Indigenous people face a difficult paradox related to the two challenges of surviving within individualist, competitive and consumerist societies while keeping alive alternative ways of knowing and being within them. The Sundance is one of the practices that affirms a different existential approach to life not defined by modern global capitalism.
This course combines lectures and seminars at UBC in Vancouver and a ten-day land-based experience in Southern Alberta, which includes a four-day observation of a Sundance ceremony.
For more information, contact Cash Ahenakew at: firstname.lastname@example.org
Registration is now open- space is limited to 20 participants!
Join us on Saturday April 28 & Sunday April 29 for dedicated time and space for Indigenous graduate students to write and develop their scholarly practice.
Highlights of this two-day retreat include:
- help to articulate writing goals
- peer sharing opportunities
- one-on-one time to meet with faculty mentors for editing support
- one yoga class per day
- food and light snacks provided
On May 5th 2018, UBC will host the 21st Annual IOP Conference where practicing teachers, university educators, graduate students and student teachers from different educational contexts (schools, universities and colleges) come together to share their questions, investigations and understandings about their practice.
The IOP conference stresses dialogue among participants; presentations are intended to provoke and inform discussion. The final session of the conference will include large-group facilitated discussions on the most prominent conference sub-themes as identified by the presenters and participants.
Final curatorial tour for the Salish Weaving exhibition Thursday April 12 from 7-8pm, FREE with museum admission (admission is FREE for UBC students and all Indigenous people!).
Closing day and fashion show for the exhibition The Fabric of Our Land will be April 15, beginning at 1pm.
For more information visit: https://moa.ubc.ca/event/curator-tour-of-the-fabric-of-our-land-salish-weaving/
There are only a few days left before the 16th Annual Indigenous Graduate Student Symposium (IGSS). This year focuses on the Indigenous graduate student experience, with a highlight of our keynote speaker; Dr. Leroy Little Bear.
Limited tickets are still available, register here: https://www.eventbrite.ca/e/16th-annual-indigenous-graduate-student-symposium-tickets-42581010950?ref=estw
Here is this year’s final program.

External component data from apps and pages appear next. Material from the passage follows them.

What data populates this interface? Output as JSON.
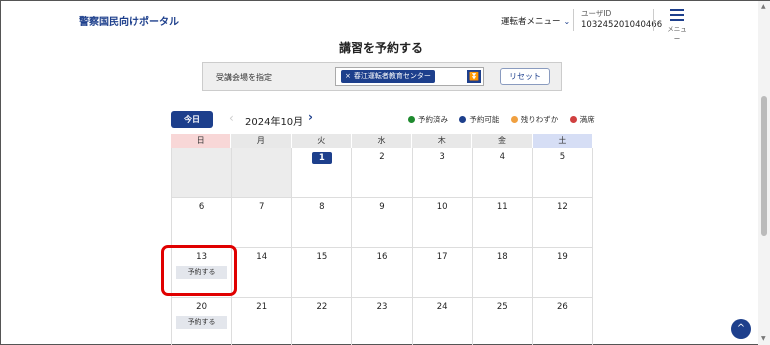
{
  "header": {
    "portal_title": "警察国民向けポータル",
    "driver_menu": "運転者メニュー",
    "user_label": "ユーザID",
    "user_id": "103245201040466",
    "menu_label": "メニュー"
  },
  "page": {
    "title": "講習を予約する"
  },
  "venue": {
    "label": "受講会場を指定",
    "selected": "春江運転者教育センター",
    "remove": "×",
    "dropdown": "⏬",
    "reset_label": "リセット"
  },
  "calendar": {
    "today_label": "今日",
    "prev": "‹",
    "month_label": "2024年10月",
    "next": "›",
    "weekdays": [
      "日",
      "月",
      "火",
      "水",
      "木",
      "金",
      "土"
    ],
    "reserve_label": "予約する",
    "weeks": [
      [
        "",
        "",
        "1",
        "2",
        "3",
        "4",
        "5"
      ],
      [
        "6",
        "7",
        "8",
        "9",
        "10",
        "11",
        "12"
      ],
      [
        "13",
        "14",
        "15",
        "16",
        "17",
        "18",
        "19"
      ],
      [
        "20",
        "21",
        "22",
        "23",
        "24",
        "25",
        "26"
      ]
    ]
  },
  "legend": [
    {
      "label": "予約済み",
      "color": "#1e8a2e"
    },
    {
      "label": "予約可能",
      "color": "#1d3f8c"
    },
    {
      "label": "残りわずか",
      "color": "#f0a040"
    },
    {
      "label": "満席",
      "color": "#d04040"
    }
  ],
  "scroll_top": "^"
}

As part of our efforts to be a sustainable and environmentally-friendly initiative, we encourage you to save the program to your mobile devices instead of printing.

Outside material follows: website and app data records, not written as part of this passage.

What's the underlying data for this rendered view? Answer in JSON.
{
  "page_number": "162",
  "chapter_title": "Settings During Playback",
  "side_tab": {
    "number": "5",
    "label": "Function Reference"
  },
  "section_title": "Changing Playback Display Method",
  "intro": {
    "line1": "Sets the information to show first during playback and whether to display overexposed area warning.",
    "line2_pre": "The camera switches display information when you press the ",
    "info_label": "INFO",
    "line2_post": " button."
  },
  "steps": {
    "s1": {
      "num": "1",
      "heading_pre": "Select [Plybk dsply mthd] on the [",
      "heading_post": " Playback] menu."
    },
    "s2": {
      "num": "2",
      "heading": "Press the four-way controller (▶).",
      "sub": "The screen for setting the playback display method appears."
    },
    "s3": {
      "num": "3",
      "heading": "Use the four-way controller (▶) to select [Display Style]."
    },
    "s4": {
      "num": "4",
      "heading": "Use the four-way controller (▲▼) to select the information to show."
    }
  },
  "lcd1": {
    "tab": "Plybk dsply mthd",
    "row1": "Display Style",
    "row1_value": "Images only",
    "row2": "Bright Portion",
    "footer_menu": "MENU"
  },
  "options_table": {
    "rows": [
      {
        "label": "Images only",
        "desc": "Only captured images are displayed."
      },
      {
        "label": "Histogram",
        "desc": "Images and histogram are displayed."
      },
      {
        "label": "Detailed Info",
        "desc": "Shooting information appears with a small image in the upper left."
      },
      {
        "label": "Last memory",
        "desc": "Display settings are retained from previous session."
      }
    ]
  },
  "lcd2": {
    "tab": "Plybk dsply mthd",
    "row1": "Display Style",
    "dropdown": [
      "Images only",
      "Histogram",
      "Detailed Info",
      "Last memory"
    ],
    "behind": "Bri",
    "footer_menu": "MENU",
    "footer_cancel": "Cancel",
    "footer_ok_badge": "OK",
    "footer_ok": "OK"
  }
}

We hope to see you there!
February 10th 9:30am – 2:30pm
Exploring Academic Careers with Indigenous Scholars at SFU Harbour Centre in Room (HC 2205)
Are you interested in learning more about how to plan for various academic roles and career pathways inside and outside academia? Our next SAGE meeting will be attended by four Indigenous academics who will discuss their roles and experiences in their current positions.
The intent of our session is to mutually explore the helpful and hindering aspects of academic career planning. Please come prepared to engage in dialogue and ask lots of questions. Lunch provided.
Dr. Verna Billy Minnibarriet (Secwepemc Nation) Educational Doctorate and is Vice President Academic & Strategic Partnerships at Nicola Valley Institute of Technology.
Dr. Jeannie Morgan (Nisga’a) Ph.D. in Sociology and is currently a lecturer in the First Nations Studies Department at SFU.
Dr. Amy Parent (Nisga’a) Ph.D. in Education, is an Assistant Professor of Education at SFU and a recent postdoctoral fellow from UBC.
Dr. Alannah Young (Opaskwayak Cree Nation, Treaty #5 and former member of Peguis Anishinaabe, Treaty #1, in Manitoba) Ph.D. in Education and is currently doing a Postdoctoral Fellowship in the Faculty of Land and Food Systems at UBC.
Please RSVP to email@example.com
We look forward to seeing you at our next meeting!
We are revamping Coffee and Catch Up- it will now be known as Tea and Toast!
There will also be a new time of 1230-200pm at the Longhouse. We will still meet every week on Wednesdays, and tea, coffee, and toast will be provided. You are encouraged to bring your lunch and join us for some social time with other Indigenous graduate students!
Please invite other Indigenous graduate students if they don’t know about SAGE, and encourage them to sign up for the SAGE mailing list so they can stay informed about all the SAGE events.